> **Material provided**:
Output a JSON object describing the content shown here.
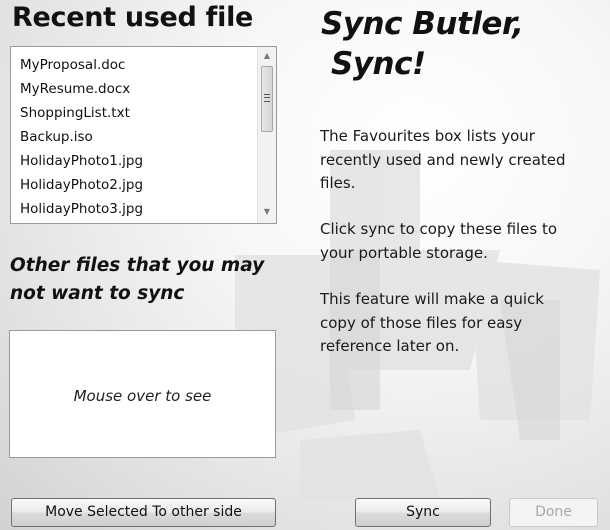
{
  "left_panel": {
    "recent_title": "Recent used file",
    "recent_files": [
      "MyProposal.doc",
      "MyResume.docx",
      "ShoppingList.txt",
      "Backup.iso",
      "HolidayPhoto1.jpg",
      "HolidayPhoto2.jpg",
      "HolidayPhoto3.jpg"
    ],
    "other_title_line1": "Other files that you may",
    "other_title_line2": "not want to sync",
    "other_box_hint": "Mouse over to see"
  },
  "right_panel": {
    "title_line1": "Sync Butler,",
    "title_line2": "Sync!",
    "description": [
      [
        "The Favourites box lists your",
        "recently used and newly created",
        "files."
      ],
      [
        "Click sync to copy these files to",
        "your portable storage."
      ],
      [
        "This feature will make a quick",
        "copy of those files for easy",
        "reference later on."
      ]
    ]
  },
  "buttons": {
    "move_label": "Move Selected To other side",
    "sync_label": "Sync",
    "done_label": "Done"
  }
}
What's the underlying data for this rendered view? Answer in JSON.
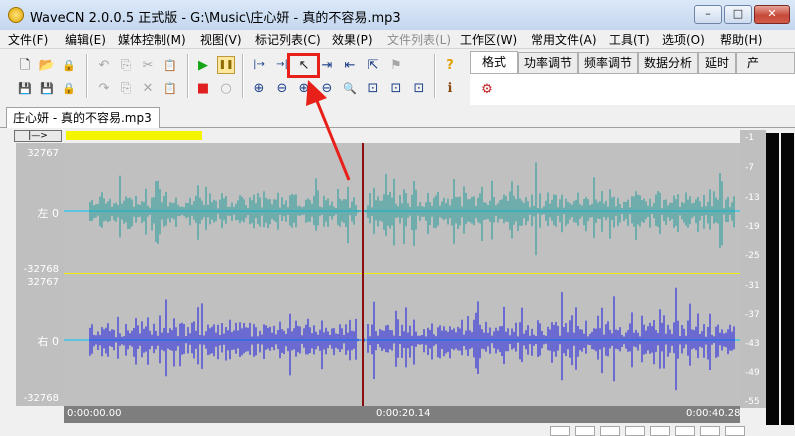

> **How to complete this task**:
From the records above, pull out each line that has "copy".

> **Your response**:
        "Click sync to copy these files to",
        "copy of those files for easy",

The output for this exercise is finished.